From 1851 is a sketch of a device to fan flies from the table while rocking. (From the January 11, 1941 “Centennial” issue of The Prairie Farmer.)
These recipes appeared in The Prairie Farmer magazine over the years and were gleaned from back issues and published in their “Centennial Number” of January 11, 1941. They bear little resemblance to today’s recipes that give precise amounts and specified cooking times and temperatures. I guess back then farm women knew how to cook and mainly just wanted new ideas to add a little variety to the monotonous round of meals they served day after day.
Wisconsin Mince for Pie–1841. Take the usual quantity of meat and substitute beets for apples, but in only one-third the quantity of the latter. Boil the beets, pickle them in vinegar 12 hours, chop them very fine, and add the vinegar they were pickled in. Add 1/8 of grated bread and spice to suit you. (And that’s it! I don’t understand the “1/8 grated bread”–1/8 of what? A loaf, a cup, a handful? No clue–possibly it’s a misprint.)
Flannel Cakes–1849. Take 2 eggs for a quart of sour milk, a tablespoon of melted butter, one of sugar, and a half a one of salt. Put all together without beating the eggs. Mix into a batter stiff enough to drop off a spoon like an oyster. Then have some saleratus dissolved in water, and stir in slowly until your batter begins to rise. Be careful not to put in enough to turn the color. If the milk is only sour enough to thicken, a teaspoon of saleratus is enough for the quart. If it has fermented, it may require two, and your cakes will be nicer. Have a griddle hot and bake like buckwheat. (Saleratus is sodium bicarbonate, or baking soda.)
Boiled Brown Bread–1852. Take 3 cups Indian meal, 2 cups rye meal, 1/2 cup molasses, 1-1/2 pints sour milk, 1 tablespoonful saleratus, 1 teaspoonful salt; boil 4 hours in a tin kettle. (By Indian meal, I’d guess they mean corn meal. I never before heard of boiled bread, wonder what its consistency was like.)
Crackers–1853. Take four pints of flour sifted, mix with it thoroughly three teaspoons of cream of tartar and half as much soda, well pulverized, six ounces of melted butter, one pint of water, adding more flour if necessary to make a stiff dough. Mould thoroughly, and roll into sheets an eighth of an inch thick.
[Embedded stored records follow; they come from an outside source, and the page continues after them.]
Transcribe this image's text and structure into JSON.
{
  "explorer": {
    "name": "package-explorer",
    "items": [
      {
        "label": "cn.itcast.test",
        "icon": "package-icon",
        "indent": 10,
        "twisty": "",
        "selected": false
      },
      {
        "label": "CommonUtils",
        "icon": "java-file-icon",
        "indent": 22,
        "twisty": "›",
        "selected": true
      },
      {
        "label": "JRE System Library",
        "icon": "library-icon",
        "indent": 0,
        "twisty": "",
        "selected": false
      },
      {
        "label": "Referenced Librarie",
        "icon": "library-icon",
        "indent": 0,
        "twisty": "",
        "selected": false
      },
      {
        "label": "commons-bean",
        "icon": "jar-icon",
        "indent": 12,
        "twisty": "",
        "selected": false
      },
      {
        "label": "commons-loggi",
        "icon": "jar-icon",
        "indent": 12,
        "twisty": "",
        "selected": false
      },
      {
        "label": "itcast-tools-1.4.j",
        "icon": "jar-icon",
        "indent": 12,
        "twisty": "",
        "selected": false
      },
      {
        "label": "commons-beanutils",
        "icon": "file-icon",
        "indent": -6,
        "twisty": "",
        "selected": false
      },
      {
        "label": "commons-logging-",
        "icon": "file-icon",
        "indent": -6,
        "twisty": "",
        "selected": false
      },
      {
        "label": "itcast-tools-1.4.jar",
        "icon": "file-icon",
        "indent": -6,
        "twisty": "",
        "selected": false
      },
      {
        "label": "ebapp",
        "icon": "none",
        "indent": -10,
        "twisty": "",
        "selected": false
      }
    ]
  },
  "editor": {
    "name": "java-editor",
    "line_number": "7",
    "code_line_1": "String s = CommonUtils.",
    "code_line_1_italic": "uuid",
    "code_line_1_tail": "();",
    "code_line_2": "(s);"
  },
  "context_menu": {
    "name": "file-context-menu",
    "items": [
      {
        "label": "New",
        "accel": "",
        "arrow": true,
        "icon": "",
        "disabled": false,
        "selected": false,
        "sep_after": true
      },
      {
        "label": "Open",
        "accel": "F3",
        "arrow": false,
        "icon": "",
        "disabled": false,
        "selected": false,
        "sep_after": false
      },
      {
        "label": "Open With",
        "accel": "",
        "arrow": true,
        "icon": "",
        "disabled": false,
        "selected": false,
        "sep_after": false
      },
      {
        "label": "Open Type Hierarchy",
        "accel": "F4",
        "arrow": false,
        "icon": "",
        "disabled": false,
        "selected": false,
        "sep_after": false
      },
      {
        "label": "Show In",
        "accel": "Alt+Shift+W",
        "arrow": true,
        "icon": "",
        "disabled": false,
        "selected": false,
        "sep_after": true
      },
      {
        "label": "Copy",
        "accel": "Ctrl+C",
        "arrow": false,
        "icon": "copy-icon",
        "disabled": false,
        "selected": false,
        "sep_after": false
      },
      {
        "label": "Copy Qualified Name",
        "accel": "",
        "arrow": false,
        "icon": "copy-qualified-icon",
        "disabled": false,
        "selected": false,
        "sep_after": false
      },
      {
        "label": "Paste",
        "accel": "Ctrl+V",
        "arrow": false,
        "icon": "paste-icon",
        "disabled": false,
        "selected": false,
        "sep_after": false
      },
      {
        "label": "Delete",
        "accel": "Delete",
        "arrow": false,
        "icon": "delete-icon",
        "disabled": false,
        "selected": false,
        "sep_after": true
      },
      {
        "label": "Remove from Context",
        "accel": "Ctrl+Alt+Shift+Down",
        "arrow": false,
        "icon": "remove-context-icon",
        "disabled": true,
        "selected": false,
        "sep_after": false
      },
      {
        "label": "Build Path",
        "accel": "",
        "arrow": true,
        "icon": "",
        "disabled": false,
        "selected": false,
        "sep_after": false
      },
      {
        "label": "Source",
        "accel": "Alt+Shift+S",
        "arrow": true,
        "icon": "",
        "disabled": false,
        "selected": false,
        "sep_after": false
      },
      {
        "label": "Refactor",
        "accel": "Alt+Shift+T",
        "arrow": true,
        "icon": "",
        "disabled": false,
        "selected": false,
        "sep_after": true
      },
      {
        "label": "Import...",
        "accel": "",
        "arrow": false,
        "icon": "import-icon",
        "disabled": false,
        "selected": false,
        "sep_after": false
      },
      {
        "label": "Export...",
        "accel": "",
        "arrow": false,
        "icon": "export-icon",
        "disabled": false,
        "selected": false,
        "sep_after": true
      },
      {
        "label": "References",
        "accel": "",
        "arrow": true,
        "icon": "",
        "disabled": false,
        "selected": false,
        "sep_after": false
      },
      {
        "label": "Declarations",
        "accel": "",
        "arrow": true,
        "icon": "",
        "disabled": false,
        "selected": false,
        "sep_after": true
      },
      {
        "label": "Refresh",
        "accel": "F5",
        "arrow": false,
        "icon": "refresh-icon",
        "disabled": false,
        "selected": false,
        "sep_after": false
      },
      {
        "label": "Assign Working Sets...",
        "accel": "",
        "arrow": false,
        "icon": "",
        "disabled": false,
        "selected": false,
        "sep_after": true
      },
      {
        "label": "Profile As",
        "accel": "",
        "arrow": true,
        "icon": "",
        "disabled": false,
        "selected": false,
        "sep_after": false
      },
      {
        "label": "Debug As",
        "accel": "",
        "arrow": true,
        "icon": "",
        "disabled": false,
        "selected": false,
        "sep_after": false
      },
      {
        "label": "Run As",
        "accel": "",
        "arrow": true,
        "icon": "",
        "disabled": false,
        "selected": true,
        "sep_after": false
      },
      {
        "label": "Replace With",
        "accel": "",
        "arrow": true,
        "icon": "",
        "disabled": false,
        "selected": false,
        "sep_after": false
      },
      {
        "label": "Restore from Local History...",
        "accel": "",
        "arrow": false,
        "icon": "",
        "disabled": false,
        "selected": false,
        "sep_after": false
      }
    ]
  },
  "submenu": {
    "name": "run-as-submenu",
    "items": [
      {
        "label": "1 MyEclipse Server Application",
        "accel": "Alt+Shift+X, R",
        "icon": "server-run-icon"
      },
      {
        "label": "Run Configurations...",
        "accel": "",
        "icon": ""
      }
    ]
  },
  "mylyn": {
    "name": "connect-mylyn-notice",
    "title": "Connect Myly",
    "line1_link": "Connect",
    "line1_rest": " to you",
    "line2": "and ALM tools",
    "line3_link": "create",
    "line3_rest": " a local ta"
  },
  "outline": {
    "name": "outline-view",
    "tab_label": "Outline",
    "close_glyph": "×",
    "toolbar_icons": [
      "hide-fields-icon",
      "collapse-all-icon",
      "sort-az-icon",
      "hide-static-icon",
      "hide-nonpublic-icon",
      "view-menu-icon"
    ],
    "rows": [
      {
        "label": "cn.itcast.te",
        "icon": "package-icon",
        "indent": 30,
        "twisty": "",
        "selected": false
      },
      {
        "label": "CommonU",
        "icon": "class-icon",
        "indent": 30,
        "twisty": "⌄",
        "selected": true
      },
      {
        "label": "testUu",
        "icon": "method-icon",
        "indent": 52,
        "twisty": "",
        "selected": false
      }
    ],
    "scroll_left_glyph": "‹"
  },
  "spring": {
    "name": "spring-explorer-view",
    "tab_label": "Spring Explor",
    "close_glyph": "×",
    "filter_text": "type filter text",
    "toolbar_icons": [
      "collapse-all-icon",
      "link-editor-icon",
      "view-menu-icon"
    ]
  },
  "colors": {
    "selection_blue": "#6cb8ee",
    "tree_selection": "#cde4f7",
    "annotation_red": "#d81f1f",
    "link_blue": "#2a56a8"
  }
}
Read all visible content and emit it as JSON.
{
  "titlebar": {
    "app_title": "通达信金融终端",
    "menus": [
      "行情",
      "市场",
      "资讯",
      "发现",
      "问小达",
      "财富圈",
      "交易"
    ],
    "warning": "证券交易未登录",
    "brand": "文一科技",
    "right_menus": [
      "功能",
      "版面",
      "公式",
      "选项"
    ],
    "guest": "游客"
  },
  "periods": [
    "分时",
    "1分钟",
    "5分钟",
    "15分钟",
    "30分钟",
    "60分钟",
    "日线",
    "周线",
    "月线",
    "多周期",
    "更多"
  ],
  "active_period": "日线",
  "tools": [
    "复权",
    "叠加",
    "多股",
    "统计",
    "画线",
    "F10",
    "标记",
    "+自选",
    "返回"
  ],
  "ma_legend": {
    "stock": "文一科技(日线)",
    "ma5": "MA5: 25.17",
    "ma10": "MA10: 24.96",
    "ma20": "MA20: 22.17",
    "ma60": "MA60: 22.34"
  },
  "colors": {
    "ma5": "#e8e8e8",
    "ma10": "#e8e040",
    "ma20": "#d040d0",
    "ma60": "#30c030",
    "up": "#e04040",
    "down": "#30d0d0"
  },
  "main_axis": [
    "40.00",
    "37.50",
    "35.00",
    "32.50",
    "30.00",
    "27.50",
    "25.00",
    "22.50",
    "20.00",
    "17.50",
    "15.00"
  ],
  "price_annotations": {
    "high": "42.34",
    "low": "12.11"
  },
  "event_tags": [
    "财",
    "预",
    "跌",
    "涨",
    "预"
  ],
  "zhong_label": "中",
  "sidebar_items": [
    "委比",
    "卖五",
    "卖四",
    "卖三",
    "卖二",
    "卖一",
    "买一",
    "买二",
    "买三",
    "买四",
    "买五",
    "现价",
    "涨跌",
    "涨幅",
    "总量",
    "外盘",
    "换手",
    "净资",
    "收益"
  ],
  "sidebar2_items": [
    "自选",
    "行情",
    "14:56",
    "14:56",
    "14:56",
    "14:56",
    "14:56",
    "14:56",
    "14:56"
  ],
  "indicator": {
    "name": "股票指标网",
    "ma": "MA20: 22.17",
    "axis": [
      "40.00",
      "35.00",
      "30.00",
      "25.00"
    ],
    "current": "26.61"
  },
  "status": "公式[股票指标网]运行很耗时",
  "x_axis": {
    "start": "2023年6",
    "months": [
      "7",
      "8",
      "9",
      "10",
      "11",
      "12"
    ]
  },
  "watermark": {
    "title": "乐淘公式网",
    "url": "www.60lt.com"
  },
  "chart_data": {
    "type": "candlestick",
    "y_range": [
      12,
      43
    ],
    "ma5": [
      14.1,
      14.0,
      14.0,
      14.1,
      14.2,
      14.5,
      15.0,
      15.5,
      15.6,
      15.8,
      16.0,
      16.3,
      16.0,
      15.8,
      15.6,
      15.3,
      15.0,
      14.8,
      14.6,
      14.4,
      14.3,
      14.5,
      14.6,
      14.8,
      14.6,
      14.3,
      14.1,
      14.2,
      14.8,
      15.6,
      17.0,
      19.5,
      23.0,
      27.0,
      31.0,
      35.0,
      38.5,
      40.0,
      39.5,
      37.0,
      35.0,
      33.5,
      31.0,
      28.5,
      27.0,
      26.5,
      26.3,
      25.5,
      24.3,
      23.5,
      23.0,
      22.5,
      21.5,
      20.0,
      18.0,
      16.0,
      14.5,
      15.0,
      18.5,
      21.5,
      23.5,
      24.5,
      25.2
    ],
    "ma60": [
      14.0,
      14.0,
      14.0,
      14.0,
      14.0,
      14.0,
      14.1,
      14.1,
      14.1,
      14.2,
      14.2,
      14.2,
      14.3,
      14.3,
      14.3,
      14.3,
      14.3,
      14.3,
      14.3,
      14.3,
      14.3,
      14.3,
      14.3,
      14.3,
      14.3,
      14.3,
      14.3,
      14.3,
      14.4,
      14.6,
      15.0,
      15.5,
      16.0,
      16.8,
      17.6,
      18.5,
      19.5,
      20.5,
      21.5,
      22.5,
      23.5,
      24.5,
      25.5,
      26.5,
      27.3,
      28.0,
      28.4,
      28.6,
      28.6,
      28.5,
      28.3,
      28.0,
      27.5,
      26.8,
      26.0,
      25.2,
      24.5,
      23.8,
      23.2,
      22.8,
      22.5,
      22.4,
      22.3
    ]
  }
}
Prick and cut into squires, and bake in a quick oven 10 to 15 minutes.
Mock Strawberries–1857. Ripe peaches cut in small pieces with soft, mild eating apples in the proportion of three peaches to one apple, mixed with sugar and left to stand for 2 or 3 hours, make excellent mock strawberries.
Dried Whortleberry Pie–1863. To two quarts of dried whortleberries add one pint of dried plums. Look over carefully and add sugar to taste, and stew as for the table. Bake between two crusts for one hour. (By whortleberries, they probably mean blueberries or a red version called bilberries.)
Pickled Nasturtiums–1866. Pick them when young on a warm day. Boil some vinegar with salt and spice, and when cold put in the nasturtiums. Or they may be put into old vinegar from which green pickles or onions have been taken–only boil it up afresh. (According to Mother Earth News, both the petals and the leaves of a nasturtium plant are edible with a radish taste.)
Peach Leather–1870. Crush peaches, and force through a sieve by rubbing, until nothing but the skin and pit remain in the sieve, the juice and pulp having passed through into a receptacle. The skins and pits are thrown away, and the pulp poured and spread evenly on large sheet iron pans which have been greased. These are placed in an oven to dry. When sufficiently hardened, it is peeled from the pan and packed away for future use. It can be used as a sauce for pies, cakes, etc., just as well as ordinary dried peaches.
Apple Cream–1872. Boil 12 apples of rich flavor until quite soft. Rub pulp through a hair sieve, add half pint of white sugar, yolks of three eggs, well beaten, whip up the egg whites to a stiff froth, and mix two tablespoons of sugar with them. Put apples and yolks into a pudding dish and heap the beaten froth over, making it higher in the center. Bake in a hot oven 10 or 15 minutes–long enough to brown the white nicely. (Wonder what a hair sieve is.)
Cucumber Catsup–1875. Gather the cucumbers when full grown, but before they turn yellow. Peel and grate them. Let the pulp remain upon a colander until the juice drains off. Then rub through a coarse sieve to remove the seeds. Half fill bottles with this pulp, fill up with vinegar and keep well corked. This retains, in a marked degree, the odor and taste of fresh cucumbers, and is excellent with cold meats. When served, salt and pepper are added.
Don’t you just pine for the life of a pioneer farm wife?